Antibodies and Scientific Credibility

There is no tweezer small enough, no pipette tip narrow enough, that can allow scientists to physically touch proteins. They’re just too dang small. So how do we get around that? Antibodies.

Without these small glycoproteins, modern biology as we know it would not exist. In fact, without antibodies you would not exist. These proteins recognize pathogens in your body, bind to them, and direct white blood cells to the pathogens to destroy them. This elegant defensive technique is called the adaptive immune system. The “adaptive” part of that name refers to the unique characteristic of B-cells to create new antigens based on interactions with pathogens. Basically, if your body recognizes something that will make you sick, it not only stores the molecular fingerprint of the offender, but also creates matches to that fingerprint carried by antibodies so that any similar attacker can be caught and destroyed.


An antibody binding to a pathogen.

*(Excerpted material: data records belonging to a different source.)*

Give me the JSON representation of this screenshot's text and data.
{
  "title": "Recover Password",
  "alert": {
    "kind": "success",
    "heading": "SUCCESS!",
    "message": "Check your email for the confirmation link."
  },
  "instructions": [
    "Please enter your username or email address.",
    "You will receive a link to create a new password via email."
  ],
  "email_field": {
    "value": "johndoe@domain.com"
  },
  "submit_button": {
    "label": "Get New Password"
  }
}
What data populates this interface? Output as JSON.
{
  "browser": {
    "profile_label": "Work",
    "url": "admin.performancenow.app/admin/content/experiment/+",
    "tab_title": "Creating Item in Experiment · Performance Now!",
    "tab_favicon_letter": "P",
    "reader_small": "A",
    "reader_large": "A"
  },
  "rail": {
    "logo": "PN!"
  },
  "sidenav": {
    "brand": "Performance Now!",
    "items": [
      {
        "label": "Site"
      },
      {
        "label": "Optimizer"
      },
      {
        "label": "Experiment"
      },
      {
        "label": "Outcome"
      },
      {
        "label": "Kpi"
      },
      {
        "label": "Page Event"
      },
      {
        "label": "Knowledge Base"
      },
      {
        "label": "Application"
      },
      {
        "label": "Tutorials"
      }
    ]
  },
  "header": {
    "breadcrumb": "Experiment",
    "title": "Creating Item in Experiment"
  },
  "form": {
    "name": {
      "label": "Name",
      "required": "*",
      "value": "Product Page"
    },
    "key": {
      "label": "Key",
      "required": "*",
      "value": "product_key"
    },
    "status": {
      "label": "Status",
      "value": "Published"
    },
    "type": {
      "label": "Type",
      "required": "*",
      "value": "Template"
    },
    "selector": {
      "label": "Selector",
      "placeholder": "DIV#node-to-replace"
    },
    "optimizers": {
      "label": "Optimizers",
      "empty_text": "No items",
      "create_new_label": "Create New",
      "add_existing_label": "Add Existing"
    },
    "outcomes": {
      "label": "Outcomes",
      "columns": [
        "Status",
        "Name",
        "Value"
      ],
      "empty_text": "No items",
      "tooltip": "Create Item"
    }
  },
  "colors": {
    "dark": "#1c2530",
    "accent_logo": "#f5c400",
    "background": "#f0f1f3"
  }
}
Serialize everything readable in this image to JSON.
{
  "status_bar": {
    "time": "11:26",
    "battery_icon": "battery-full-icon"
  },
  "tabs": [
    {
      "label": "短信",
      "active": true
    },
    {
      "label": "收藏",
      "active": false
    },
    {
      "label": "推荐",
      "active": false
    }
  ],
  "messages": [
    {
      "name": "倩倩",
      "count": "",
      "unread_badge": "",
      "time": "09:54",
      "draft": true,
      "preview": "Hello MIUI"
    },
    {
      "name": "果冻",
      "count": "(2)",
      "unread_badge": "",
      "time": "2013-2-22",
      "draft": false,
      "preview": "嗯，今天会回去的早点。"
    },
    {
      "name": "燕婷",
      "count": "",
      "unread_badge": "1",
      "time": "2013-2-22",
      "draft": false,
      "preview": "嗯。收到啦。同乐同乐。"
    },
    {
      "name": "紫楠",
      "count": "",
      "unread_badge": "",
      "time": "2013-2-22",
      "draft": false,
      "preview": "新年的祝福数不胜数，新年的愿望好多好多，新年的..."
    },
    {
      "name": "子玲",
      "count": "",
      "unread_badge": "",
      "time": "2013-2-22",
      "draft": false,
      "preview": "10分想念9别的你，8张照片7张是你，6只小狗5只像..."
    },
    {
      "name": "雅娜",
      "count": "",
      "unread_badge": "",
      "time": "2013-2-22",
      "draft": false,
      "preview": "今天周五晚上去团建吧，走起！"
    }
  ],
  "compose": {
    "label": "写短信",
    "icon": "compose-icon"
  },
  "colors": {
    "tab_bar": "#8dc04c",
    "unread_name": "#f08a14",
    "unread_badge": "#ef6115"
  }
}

Image from

Scientists have learned how to take advantage of this adaptive quality of the immune system to make molecular fingerprints of proteins they are interested in. The take their protein, inject it into a rabbit or mouse or some other host animal, and then collect the antibodies that respond to the injection. Of course, this is a skimmed down version of antibody generation, but you get the idea.

You can imagine that doing this procedure is both expensive and time-consuming. A scientist has more pressing matters to attend to than generating antibodies for their experiments. It was logical then, for pharmaceutical companies to step in and take on that role.

Of course, once you allow the free market to step in you have multiple companies with competing antibodies. Some companies are definitely better than others, and this becomes a problem when, as a scientist, you are attempting to interpret results. It is not enough to trust the scientist doing the work, you have to trust the company who manufactured the antibody.

So, if you are looking at results from immunofluorescence staining, for example, not only do you have to question the results in terms of their biological relevance, but you also have to question the specificity and validity of the antibodies used.


Antibodies are used to highlight cellular structures, like the Schwann cell (red) in this neuromuscular junction.



This is not to say that our current modus operandi is inherently flawed. Rather, because of the lack of regulation and verification, commercial antibodies not only introduce waste into scientific endeavors (both in terms of time and money), but also introduce a layer of suspicion inherent in most results. If antibodies were vetted by some unbiased third party, much of the fat that goes into laboratory expenses could be trimmed, and that, I think, is worthwhile.


The intersection of -omics

One could argue that the art of Science is choosing which lens to view your subject with. For certain diseases you could apply a variety of -omics, (genomics, proteomics, metabolomics, etc.) to explore the mechanisms behind the pathology of your disease. Each -omic, each lens, will offer the investigator different insights into the same larger truth.

The problem is that people become deeply invested into their own particular lenses, and therefore they only see one angle of the deeper reality. Therefore, a geneticist may only consider a mutation as the only important finding in the same tumor sample that a metabolomics expert may be keenly interested in because he believes he can pinpoint how cancer cells use local lipid stores to fuel their progression. Both of these points of view provide insight into a larger truth- how the tumor grows in vivo, at the intersection and ultimate culmination of every -omic occurring simultaneously.

What is the answer to this problem? Undoubtedly collaboration is important. Bringing together experts from each of the -omics to provide a cohesive picture is not only helpful for contextualizing each others’ research, but imperative in establishing a framework with which to target interventions within.

But I like to think of a scientist as the person behind the microscope, able to flit between one lens and the next with practice and ease. To me, if you want to be able to attack a pathology with the keen scientific insight required to tackle Modern Science’s most difficult questions, you have to have a macro multi-faceted view of your subject.  It is not enough to know just one angle. A scientist must strive for the larger truth behind the sliver they normally see. That truth? It lies at the intersection of the -omics.